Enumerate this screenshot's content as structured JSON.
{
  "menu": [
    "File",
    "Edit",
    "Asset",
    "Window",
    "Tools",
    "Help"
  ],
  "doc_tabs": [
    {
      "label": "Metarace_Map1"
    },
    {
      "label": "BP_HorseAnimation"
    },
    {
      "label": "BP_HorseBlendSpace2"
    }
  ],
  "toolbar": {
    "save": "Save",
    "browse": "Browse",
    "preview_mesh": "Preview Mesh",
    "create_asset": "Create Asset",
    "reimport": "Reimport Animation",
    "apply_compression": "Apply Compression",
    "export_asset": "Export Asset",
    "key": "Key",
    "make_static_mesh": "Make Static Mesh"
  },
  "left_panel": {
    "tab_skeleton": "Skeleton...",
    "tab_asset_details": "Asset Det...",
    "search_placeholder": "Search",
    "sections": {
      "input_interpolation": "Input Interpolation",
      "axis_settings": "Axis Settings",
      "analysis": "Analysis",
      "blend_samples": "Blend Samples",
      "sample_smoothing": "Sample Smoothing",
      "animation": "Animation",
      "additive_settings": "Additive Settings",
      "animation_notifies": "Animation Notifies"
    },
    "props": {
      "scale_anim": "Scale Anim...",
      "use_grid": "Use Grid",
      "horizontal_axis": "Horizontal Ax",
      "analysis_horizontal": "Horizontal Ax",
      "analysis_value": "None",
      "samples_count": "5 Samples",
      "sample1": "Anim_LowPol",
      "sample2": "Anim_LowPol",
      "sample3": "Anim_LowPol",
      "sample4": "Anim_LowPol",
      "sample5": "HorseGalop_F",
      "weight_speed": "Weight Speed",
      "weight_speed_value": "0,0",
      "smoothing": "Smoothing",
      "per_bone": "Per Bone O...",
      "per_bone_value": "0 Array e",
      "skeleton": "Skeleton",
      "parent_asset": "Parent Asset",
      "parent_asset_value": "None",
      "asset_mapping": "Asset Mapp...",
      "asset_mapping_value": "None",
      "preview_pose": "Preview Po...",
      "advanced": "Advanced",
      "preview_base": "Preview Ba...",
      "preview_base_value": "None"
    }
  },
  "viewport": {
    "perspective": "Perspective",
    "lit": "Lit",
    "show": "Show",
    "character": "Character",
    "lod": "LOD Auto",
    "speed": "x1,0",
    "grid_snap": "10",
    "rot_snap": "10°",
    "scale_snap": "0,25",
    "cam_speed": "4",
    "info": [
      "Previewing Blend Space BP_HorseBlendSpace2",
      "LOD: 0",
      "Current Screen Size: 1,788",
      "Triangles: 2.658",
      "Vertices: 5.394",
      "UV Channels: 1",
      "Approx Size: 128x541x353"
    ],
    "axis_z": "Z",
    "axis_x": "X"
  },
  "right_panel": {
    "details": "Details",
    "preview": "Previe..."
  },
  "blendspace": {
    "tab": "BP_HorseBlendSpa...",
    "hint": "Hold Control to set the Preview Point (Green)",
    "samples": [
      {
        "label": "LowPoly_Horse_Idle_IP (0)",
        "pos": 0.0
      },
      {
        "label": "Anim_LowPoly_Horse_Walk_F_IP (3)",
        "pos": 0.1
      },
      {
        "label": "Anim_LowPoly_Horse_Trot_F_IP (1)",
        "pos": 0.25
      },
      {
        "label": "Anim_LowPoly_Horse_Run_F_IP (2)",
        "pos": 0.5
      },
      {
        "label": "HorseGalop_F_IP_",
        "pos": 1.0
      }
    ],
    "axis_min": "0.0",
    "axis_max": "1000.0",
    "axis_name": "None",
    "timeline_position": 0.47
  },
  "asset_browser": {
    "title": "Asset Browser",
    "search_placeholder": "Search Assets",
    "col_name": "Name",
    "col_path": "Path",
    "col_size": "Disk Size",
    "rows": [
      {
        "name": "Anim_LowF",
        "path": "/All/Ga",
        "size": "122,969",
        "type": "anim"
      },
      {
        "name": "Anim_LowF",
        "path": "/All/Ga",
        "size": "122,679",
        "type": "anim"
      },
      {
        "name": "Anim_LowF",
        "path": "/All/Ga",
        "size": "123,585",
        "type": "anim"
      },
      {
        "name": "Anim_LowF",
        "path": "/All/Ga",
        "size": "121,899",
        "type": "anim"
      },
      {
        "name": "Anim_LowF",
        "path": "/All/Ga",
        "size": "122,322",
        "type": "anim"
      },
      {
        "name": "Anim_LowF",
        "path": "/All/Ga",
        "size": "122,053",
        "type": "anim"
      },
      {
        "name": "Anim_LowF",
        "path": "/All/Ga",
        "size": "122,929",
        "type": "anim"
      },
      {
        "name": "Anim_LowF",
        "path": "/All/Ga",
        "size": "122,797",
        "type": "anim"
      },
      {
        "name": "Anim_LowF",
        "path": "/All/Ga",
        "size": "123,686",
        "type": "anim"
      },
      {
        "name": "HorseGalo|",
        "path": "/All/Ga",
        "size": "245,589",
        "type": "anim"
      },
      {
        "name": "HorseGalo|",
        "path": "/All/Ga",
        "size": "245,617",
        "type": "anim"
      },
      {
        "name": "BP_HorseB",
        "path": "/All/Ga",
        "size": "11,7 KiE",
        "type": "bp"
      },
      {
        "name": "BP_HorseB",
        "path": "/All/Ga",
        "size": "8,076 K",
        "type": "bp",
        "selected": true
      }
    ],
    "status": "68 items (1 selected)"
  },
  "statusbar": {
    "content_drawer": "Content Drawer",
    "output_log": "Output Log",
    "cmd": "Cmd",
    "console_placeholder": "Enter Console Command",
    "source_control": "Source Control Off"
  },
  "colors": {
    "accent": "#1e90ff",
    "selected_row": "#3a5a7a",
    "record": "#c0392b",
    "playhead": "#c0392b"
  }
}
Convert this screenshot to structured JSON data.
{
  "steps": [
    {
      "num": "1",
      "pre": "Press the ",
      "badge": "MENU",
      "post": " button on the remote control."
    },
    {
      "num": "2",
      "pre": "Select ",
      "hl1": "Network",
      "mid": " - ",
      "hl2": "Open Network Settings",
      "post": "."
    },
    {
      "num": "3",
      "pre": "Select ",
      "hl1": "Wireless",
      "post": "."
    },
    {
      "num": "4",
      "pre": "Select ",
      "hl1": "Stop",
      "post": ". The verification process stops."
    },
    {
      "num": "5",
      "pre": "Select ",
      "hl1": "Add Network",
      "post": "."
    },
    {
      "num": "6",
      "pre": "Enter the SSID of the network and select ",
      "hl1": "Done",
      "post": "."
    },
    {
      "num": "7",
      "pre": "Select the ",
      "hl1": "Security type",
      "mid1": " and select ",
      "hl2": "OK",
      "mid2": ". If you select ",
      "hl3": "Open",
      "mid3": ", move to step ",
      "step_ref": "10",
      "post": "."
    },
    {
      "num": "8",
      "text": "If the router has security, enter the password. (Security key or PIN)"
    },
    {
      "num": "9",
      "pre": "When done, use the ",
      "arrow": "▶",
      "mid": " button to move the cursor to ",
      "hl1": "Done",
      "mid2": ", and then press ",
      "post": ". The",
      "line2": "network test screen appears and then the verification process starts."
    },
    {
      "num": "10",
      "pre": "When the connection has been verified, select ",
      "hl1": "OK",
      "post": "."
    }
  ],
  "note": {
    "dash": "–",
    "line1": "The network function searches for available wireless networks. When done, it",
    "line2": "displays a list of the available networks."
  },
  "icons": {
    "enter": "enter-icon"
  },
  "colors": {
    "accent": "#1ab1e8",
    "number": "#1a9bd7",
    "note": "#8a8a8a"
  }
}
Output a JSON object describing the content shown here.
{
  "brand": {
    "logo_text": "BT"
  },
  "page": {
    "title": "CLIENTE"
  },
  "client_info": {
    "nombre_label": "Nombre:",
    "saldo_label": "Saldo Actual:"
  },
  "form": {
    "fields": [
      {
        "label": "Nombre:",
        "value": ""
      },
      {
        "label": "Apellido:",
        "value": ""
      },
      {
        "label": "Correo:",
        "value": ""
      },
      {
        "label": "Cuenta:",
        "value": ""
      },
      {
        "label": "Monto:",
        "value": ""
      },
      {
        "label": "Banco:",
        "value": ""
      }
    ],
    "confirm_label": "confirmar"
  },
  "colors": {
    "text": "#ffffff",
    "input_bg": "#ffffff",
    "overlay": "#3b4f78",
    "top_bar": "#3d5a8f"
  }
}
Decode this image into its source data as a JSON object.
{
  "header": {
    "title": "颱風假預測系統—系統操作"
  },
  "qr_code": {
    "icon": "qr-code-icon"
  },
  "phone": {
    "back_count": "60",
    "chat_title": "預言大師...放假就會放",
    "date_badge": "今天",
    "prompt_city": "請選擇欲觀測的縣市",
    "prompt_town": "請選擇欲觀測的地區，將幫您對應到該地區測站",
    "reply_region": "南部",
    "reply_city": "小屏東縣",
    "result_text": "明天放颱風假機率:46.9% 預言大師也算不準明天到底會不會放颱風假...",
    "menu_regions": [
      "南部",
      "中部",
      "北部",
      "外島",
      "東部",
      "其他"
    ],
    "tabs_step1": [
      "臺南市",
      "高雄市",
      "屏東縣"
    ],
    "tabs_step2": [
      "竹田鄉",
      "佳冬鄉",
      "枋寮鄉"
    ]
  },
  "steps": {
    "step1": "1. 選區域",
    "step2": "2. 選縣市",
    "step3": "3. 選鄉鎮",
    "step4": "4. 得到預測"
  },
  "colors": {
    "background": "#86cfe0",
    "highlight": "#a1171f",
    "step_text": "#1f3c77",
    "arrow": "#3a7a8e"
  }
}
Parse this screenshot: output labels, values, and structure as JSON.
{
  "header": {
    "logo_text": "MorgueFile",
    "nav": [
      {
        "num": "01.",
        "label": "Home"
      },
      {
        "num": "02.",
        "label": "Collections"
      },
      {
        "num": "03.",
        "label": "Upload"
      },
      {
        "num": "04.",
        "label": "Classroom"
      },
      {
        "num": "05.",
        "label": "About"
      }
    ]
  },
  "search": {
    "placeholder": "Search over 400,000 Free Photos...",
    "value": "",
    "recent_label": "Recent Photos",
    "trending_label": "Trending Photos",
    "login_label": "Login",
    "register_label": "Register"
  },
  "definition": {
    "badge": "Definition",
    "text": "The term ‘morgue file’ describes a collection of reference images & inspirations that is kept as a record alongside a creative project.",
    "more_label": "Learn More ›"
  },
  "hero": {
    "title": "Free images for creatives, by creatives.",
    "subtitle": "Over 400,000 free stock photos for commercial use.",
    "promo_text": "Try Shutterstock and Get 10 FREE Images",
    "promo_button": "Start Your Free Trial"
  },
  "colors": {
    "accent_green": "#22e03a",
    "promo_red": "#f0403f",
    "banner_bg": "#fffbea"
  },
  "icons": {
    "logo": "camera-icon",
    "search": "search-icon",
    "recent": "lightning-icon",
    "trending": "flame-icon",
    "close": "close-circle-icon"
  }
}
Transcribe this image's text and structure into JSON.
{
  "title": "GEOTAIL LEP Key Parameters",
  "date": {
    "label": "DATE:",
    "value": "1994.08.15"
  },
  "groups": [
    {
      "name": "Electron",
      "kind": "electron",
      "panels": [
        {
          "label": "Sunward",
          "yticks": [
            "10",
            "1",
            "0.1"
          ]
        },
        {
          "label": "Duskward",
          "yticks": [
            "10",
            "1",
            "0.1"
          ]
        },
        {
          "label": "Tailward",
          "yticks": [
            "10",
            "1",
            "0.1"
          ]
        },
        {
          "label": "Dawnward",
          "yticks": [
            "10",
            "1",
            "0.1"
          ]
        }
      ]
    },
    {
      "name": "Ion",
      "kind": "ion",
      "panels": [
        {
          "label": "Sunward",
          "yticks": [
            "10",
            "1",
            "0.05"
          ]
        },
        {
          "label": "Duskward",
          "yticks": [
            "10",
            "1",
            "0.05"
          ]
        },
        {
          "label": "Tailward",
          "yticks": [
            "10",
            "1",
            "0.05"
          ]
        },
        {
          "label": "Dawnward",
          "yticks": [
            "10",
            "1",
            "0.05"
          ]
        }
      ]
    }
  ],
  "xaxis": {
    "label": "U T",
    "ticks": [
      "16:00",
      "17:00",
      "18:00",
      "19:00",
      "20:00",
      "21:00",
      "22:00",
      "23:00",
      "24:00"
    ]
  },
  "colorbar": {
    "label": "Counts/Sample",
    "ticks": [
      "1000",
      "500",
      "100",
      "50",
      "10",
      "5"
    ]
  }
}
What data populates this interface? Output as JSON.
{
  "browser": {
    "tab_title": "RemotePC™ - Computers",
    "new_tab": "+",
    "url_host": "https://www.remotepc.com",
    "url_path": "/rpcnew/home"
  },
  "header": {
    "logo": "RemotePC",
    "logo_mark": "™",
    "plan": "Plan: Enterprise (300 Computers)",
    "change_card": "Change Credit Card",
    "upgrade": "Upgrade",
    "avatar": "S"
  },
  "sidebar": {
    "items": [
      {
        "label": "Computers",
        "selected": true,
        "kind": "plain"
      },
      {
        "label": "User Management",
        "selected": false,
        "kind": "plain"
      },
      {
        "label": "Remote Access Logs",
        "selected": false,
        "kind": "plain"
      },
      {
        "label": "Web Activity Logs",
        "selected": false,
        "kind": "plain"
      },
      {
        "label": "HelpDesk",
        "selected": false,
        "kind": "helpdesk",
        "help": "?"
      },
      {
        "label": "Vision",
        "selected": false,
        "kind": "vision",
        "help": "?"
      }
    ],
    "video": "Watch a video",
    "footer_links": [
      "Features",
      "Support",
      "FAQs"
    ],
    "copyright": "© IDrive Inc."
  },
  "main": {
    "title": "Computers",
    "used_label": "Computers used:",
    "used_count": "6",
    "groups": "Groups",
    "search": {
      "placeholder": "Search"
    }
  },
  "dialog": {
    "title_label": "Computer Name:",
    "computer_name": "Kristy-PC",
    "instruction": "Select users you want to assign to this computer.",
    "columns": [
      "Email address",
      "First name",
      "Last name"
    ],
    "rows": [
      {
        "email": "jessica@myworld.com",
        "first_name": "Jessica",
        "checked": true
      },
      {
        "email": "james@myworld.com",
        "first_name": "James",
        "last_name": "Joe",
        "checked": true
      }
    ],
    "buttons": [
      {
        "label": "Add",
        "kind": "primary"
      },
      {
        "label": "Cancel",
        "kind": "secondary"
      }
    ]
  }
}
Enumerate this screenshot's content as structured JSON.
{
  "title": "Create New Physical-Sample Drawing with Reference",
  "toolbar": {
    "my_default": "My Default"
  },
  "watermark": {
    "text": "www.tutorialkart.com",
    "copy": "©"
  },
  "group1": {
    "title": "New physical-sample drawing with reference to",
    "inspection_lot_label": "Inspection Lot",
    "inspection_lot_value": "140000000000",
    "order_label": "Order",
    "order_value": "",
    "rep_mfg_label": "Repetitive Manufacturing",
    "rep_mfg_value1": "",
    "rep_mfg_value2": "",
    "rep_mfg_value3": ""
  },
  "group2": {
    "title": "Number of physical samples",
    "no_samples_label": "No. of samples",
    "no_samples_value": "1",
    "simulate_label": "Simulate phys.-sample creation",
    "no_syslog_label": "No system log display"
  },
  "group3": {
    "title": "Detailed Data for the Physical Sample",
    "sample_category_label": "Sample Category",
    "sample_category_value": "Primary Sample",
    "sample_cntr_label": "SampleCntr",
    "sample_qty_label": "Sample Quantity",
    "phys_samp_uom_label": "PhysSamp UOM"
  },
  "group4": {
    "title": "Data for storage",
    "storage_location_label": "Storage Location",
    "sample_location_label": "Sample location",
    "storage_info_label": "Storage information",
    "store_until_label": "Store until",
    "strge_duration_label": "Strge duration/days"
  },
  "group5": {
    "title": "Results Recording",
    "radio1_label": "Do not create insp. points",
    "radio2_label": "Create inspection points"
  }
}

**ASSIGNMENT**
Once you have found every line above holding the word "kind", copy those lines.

**RESPONSE TO THIS EXERCISE**
      "kind": "electron",
      "kind": "ion",
        "kind": "plain"
        "kind": "plain"
        "kind": "plain"
        "kind": "plain"
        "kind": "helpdesk",
        "kind": "vision",
        "kind": "primary"
        "kind": "secondary"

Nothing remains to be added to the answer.